- **Your assignment**
From the data, return each line holding the word "adipiscing".

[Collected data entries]

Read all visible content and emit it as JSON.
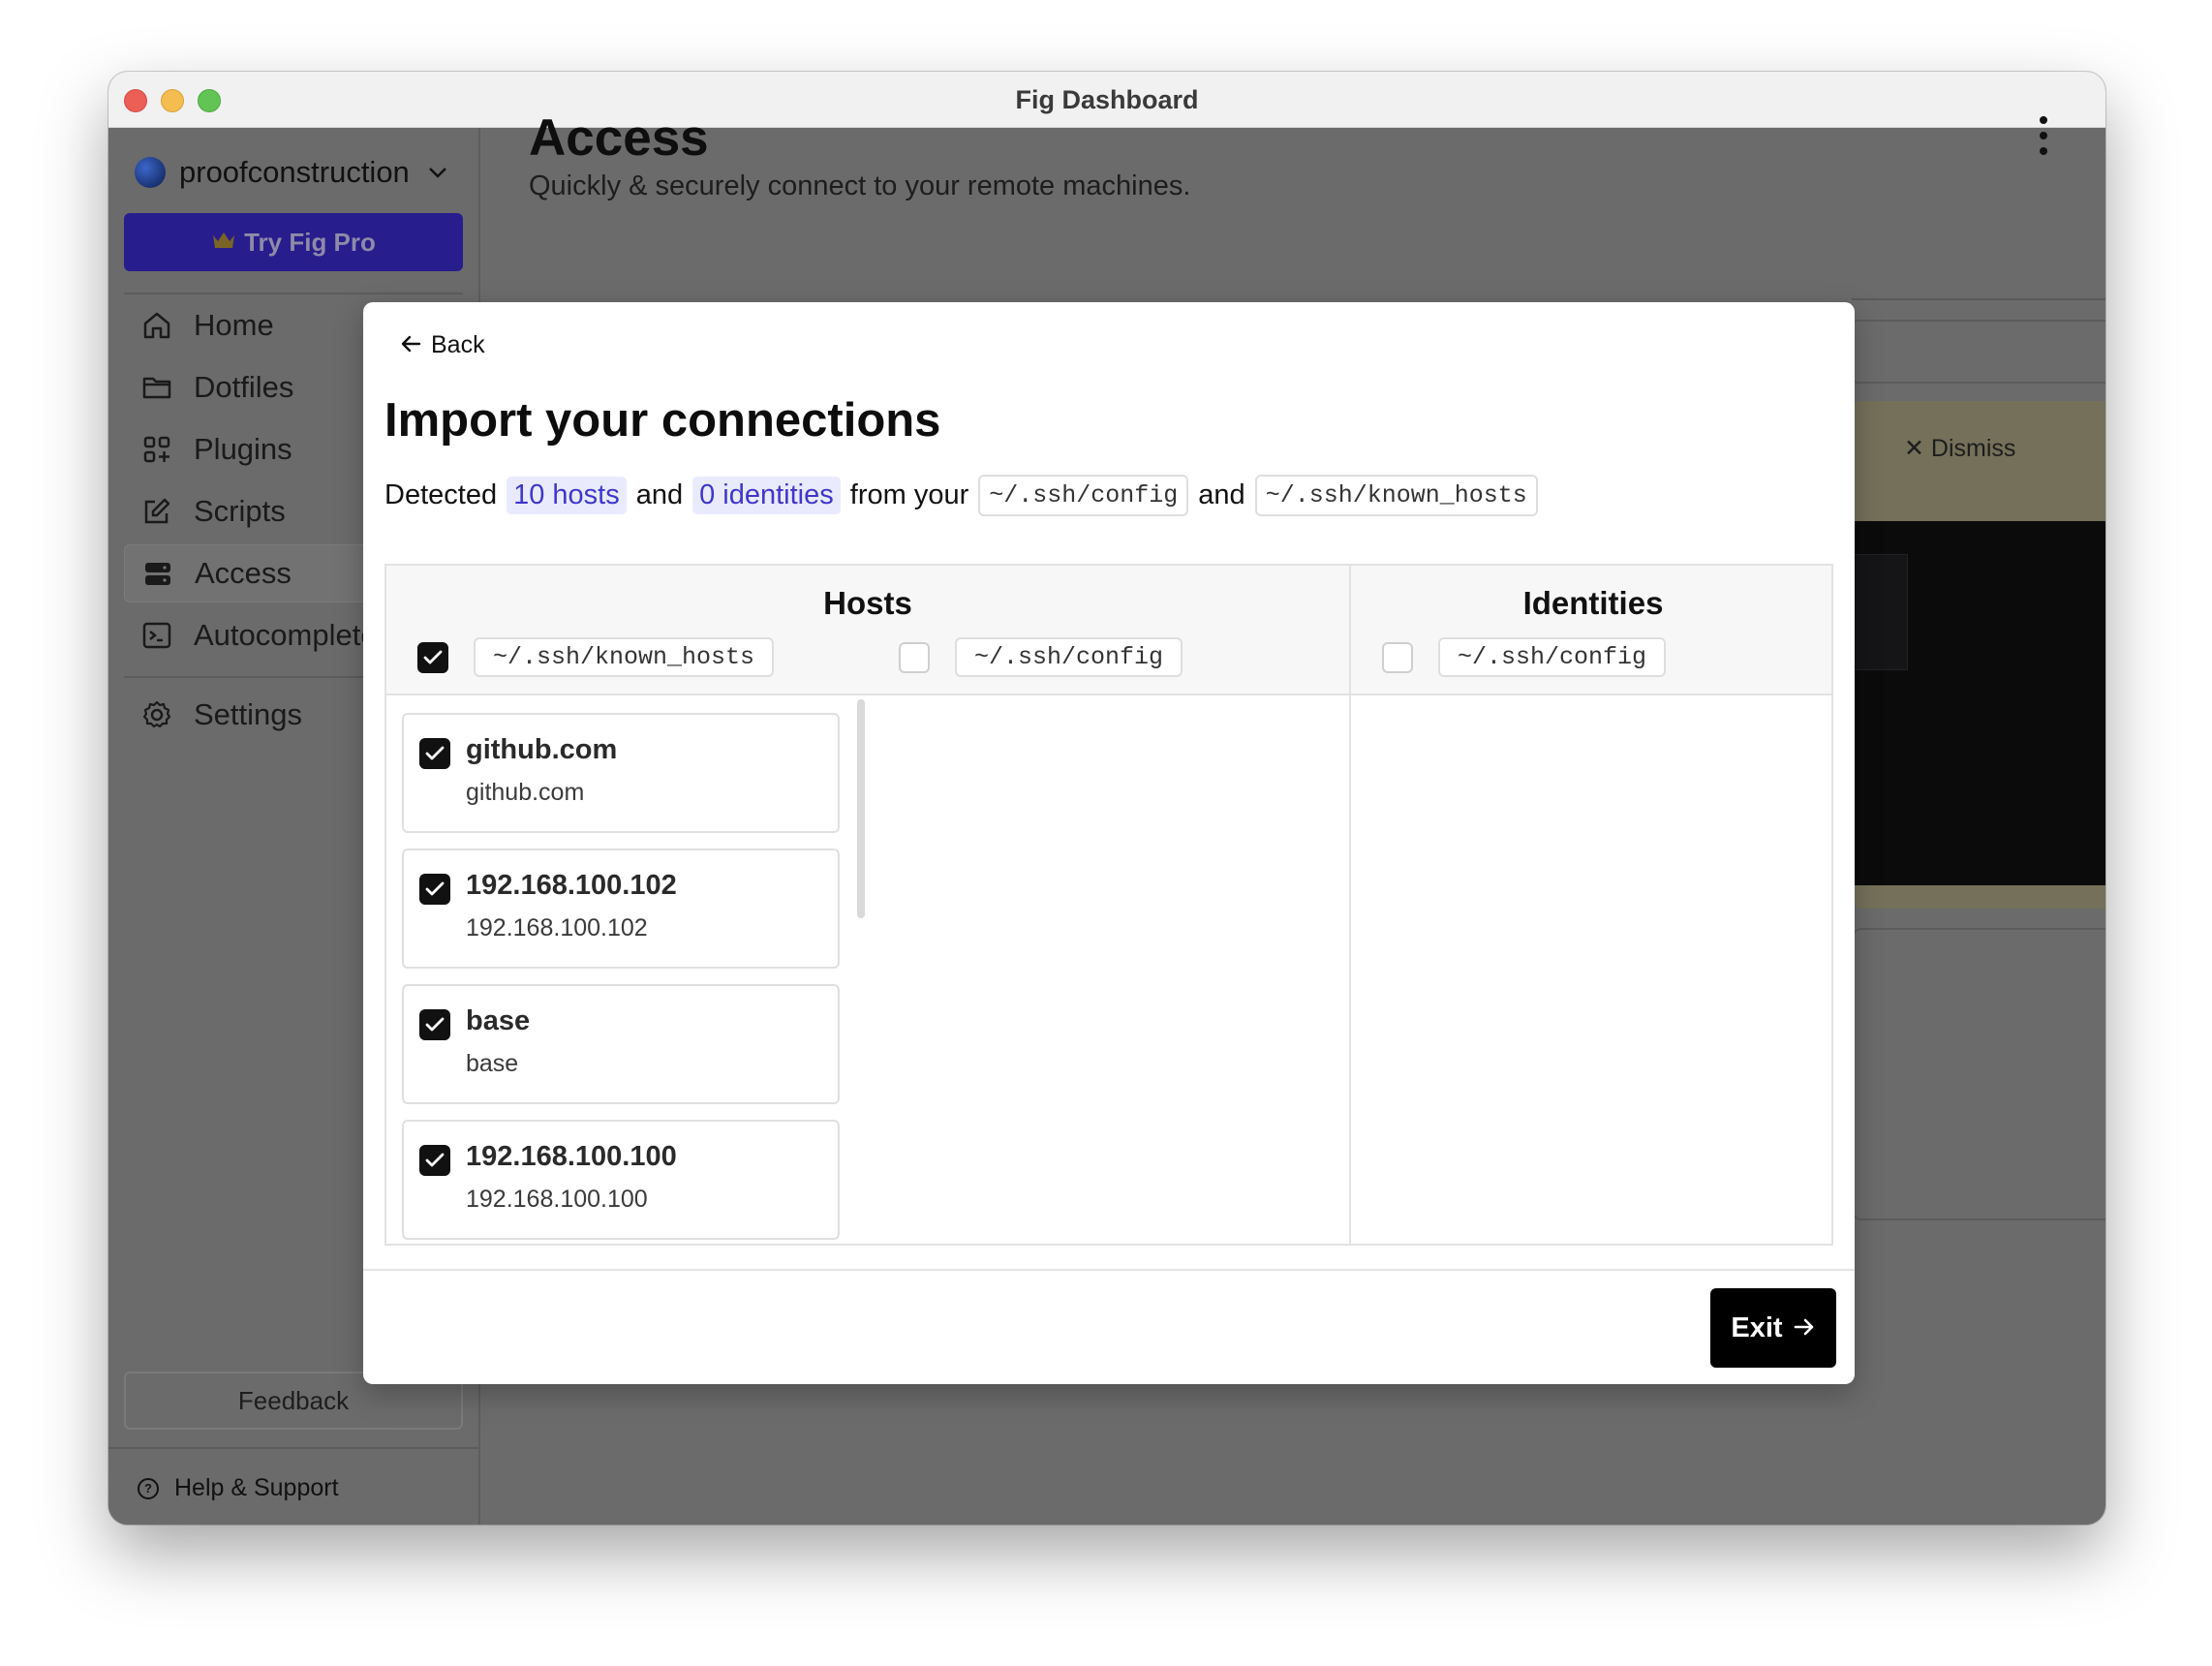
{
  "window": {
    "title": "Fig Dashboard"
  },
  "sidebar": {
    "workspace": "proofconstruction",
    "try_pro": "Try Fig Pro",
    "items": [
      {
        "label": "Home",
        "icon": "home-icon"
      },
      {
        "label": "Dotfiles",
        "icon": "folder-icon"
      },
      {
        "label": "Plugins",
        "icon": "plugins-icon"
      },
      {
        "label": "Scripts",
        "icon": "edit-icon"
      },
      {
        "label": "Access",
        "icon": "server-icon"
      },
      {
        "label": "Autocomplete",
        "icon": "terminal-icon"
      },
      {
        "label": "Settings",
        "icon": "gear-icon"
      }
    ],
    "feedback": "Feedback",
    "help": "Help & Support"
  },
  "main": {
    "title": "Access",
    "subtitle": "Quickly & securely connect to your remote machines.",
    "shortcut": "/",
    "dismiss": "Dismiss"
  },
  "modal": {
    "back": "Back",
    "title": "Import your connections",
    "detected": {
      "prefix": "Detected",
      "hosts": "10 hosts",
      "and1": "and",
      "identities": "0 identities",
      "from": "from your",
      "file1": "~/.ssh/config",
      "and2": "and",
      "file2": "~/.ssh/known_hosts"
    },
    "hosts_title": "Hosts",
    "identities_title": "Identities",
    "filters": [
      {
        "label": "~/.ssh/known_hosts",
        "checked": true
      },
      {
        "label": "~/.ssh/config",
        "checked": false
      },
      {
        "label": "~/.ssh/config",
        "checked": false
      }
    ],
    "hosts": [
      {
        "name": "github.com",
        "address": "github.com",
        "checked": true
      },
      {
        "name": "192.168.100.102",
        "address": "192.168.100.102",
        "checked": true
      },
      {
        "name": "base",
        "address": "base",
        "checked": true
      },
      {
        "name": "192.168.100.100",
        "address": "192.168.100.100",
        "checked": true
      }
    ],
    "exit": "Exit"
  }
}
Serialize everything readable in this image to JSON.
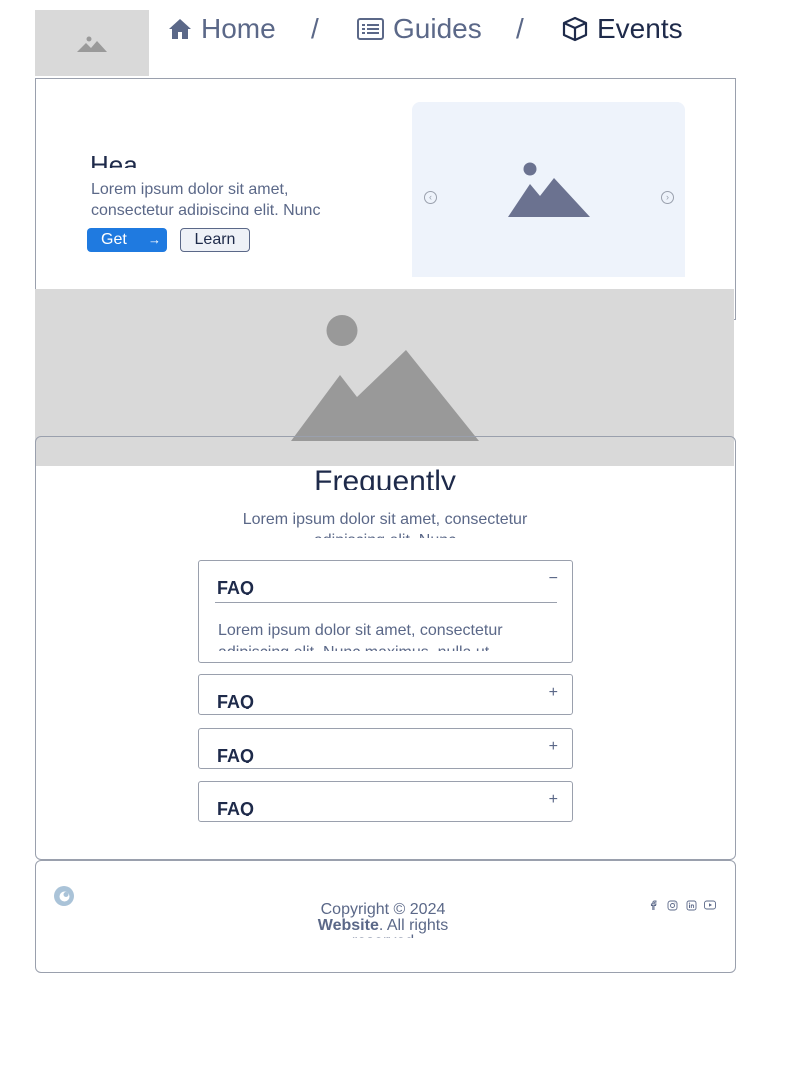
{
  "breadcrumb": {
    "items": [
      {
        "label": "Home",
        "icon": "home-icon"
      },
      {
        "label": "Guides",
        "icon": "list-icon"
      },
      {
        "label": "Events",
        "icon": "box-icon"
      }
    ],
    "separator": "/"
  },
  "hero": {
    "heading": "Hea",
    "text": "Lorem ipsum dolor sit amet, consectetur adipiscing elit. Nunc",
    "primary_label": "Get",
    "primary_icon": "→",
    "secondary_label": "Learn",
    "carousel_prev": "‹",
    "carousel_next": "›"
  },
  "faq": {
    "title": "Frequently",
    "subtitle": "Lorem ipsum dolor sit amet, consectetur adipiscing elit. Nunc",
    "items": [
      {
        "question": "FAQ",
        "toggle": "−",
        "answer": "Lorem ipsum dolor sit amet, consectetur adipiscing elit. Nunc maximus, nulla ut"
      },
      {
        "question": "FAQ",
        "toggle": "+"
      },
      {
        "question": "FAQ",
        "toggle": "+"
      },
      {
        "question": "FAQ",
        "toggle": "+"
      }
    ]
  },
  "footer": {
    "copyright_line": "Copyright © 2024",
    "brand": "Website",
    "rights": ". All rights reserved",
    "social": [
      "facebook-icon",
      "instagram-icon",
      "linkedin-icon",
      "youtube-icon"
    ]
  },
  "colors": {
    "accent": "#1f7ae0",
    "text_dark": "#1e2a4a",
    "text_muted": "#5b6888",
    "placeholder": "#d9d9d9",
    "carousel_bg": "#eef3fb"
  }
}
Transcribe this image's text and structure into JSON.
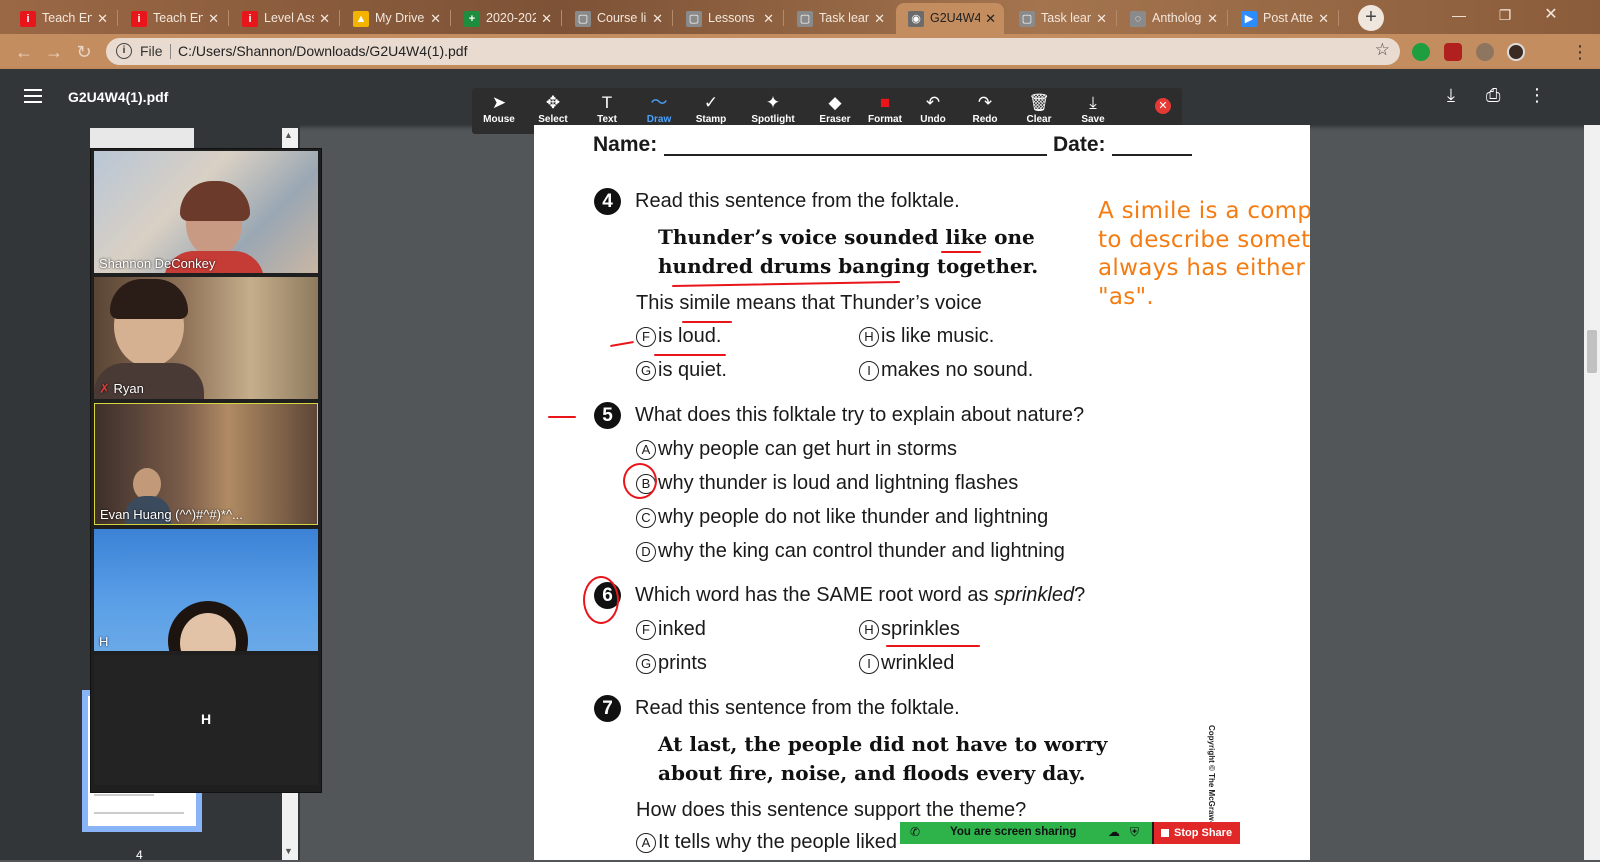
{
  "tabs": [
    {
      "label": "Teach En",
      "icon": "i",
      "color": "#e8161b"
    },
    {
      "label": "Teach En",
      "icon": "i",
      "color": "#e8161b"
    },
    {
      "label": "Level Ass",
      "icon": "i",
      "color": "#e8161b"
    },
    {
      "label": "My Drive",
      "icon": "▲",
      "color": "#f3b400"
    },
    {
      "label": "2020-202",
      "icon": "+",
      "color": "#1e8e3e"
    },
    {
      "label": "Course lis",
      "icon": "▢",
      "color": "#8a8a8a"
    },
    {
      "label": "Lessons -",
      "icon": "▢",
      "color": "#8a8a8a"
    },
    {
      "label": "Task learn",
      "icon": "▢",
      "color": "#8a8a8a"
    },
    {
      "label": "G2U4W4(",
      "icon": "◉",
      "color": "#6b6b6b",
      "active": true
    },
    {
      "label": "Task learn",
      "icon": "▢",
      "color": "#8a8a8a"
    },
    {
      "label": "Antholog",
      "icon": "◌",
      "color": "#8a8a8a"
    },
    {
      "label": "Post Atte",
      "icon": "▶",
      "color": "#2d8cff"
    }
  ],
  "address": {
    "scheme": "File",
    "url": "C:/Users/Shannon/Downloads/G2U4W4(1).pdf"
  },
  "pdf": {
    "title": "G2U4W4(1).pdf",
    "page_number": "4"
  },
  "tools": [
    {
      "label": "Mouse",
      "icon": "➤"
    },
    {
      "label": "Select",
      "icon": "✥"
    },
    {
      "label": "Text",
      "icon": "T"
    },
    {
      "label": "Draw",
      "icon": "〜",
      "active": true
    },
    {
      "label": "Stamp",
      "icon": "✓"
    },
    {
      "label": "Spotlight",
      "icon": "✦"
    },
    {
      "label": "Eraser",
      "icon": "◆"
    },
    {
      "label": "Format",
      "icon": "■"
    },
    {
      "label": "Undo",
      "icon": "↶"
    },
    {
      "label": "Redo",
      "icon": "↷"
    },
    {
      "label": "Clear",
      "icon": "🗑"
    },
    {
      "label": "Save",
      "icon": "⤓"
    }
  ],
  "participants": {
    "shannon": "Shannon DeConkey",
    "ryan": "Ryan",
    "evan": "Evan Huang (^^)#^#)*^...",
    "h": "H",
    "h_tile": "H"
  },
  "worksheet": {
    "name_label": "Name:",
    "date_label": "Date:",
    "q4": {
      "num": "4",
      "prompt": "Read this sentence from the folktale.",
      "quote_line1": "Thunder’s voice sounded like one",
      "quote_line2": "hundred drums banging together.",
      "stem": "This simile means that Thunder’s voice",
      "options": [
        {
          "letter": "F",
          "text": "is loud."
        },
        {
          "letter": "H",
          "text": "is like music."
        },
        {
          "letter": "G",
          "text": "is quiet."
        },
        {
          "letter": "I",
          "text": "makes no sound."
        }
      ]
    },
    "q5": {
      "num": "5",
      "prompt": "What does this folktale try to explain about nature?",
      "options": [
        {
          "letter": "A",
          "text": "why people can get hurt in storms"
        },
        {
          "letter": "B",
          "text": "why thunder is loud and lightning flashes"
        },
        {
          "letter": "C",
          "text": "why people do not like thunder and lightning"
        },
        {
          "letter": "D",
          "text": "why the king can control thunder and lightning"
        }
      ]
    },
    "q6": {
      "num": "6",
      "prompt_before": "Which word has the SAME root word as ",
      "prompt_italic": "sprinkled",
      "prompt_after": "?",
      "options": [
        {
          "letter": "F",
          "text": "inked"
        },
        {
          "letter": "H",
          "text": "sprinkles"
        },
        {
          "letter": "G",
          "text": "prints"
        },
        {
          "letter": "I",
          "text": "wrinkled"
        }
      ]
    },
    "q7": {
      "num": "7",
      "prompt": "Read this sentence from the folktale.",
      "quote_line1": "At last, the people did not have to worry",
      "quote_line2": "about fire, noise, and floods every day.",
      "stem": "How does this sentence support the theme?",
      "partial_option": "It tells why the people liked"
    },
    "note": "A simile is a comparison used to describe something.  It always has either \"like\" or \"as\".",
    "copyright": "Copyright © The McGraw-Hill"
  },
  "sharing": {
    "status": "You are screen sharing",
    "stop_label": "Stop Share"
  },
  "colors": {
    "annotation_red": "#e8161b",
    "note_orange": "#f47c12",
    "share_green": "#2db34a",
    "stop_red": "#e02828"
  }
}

- **Written answer**
    "text": "Lorem ipsum dolor sit amet, consectetur adipiscing elit. Nunc",
    "subtitle": "Lorem ipsum dolor sit amet, consectetur adipiscing elit. Nunc",
        "answer": "Lorem ipsum dolor sit amet, consectetur adipiscing elit. Nunc maximus, nulla ut"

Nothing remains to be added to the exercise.